I don't doubt for a minute that I'll be seeing several of the covers IRL. There were images that would be excellently suited to young-adult fantasy novels, suspense novels, stories about middle-grade children on a walk in the woods.
After narrowing the list, I enlisted help from a few design- and book-minded friends. I treasure their help and salute Ned Johnston for winning the internet with a pithy comment about a beautiful but underwater cover, "She Taught Me Everything...about scuba diving without a tank."
I spent a chunk of time researching the potential finalists' background and winnowing out those who did not have previous experience with book covers. It's enough to feel my own way along this rocky trail by braille.
Achieving a new plateau of agita to pick finalists. (Did you know, as I do now after looking up its spelling, that "agita" means both anxiety and indigestion? How wonderful is that?)

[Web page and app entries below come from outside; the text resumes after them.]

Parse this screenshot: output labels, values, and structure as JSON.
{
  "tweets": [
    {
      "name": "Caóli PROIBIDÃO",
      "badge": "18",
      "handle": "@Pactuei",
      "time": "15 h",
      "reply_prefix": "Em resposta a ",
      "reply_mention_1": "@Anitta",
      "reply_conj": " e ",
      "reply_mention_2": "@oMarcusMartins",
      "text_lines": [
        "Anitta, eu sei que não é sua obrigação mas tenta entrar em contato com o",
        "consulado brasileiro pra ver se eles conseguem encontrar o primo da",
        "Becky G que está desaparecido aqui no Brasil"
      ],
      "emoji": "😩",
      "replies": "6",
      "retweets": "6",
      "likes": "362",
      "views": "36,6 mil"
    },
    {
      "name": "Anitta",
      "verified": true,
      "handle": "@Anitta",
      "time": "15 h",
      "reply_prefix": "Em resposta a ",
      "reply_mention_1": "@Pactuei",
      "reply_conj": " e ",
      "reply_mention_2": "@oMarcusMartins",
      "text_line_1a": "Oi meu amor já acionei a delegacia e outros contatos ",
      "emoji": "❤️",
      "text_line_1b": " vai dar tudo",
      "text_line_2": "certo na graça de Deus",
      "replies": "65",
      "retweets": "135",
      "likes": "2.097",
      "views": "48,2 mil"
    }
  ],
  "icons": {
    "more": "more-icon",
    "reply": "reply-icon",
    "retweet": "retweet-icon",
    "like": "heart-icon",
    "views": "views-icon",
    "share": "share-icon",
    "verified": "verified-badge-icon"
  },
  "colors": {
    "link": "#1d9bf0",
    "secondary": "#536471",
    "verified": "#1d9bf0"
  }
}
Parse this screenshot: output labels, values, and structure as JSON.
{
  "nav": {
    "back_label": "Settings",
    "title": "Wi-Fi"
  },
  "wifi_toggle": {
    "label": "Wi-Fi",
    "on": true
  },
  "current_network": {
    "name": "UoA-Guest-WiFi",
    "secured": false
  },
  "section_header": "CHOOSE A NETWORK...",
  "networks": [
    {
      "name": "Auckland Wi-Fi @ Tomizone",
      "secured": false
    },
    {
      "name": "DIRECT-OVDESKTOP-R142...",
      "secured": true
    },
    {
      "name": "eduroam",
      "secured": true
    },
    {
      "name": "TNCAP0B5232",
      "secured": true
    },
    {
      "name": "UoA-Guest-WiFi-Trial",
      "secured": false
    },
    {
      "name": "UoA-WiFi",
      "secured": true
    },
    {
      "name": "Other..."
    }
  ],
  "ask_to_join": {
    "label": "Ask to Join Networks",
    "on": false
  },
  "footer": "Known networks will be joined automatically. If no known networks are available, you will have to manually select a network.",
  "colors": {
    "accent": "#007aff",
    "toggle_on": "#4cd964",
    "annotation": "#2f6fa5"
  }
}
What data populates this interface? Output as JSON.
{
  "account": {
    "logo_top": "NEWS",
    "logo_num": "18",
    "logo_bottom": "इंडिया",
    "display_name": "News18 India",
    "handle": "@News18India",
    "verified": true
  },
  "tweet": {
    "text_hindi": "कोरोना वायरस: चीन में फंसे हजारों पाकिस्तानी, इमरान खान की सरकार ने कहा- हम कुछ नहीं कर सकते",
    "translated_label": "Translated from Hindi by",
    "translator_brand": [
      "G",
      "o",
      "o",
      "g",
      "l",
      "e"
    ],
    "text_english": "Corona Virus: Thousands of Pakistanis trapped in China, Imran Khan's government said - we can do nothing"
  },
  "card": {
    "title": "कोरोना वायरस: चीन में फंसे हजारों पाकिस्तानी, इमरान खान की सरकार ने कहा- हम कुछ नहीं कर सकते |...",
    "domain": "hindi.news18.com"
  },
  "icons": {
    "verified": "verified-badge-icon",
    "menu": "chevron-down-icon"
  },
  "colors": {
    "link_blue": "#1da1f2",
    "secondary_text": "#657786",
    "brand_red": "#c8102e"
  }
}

If I were able to go back in time and offer advice, I'd say, "Yo, pick finalists on a Monday, not a Friday!" and "Include a safe pick that's maybe not wonderful, but that would be good enough." I did neither of those things, and the weekend felt remarkably high-stakes-y.
I made my decision after following Daddo's advice to ask myself before sleep and made the hard call––I mean message–– the next day.
So was I then ready to announce the winner? Nope.
There's a period of time for the files to be finalized (yipes! is that the right ISBN number?!) and sized to fit the applications, contracts signed, before that final handover.
So now can I? Nope
I did a test run with the files to be sure to get what I needed: art for the an ebook cover (essentially a front cover) and the print cover (that single piece of heavyweight paper that wraps from back to front) on the paperback.
Do I need to send this off to the printer in New Jersey? No, I simply upload files to Amazon and check out their "previewer." Oh brave new world.
But you do have to figure out a variety of other marketing things: categories and key words, for instance. And you do have to enter whatever remaining personal data that Amazon doesn't already know.
Now can I reveal the cover? Nope.
Because the preview ended up looking like this.
And while I can make the inside pages of the novel are look pretty nifty, I am not especially equipped to resize graphic files. I mean, I could try importing the image into Word and resizing it that way, but surely that's a crime against art.
So, this story goes on continuing.
*These fashion photos came from an ill-fated browse of a high-end department store last December. These are supposed to be festive holiday outfits. I can't even. Has the industry forgotten how to be cheerful?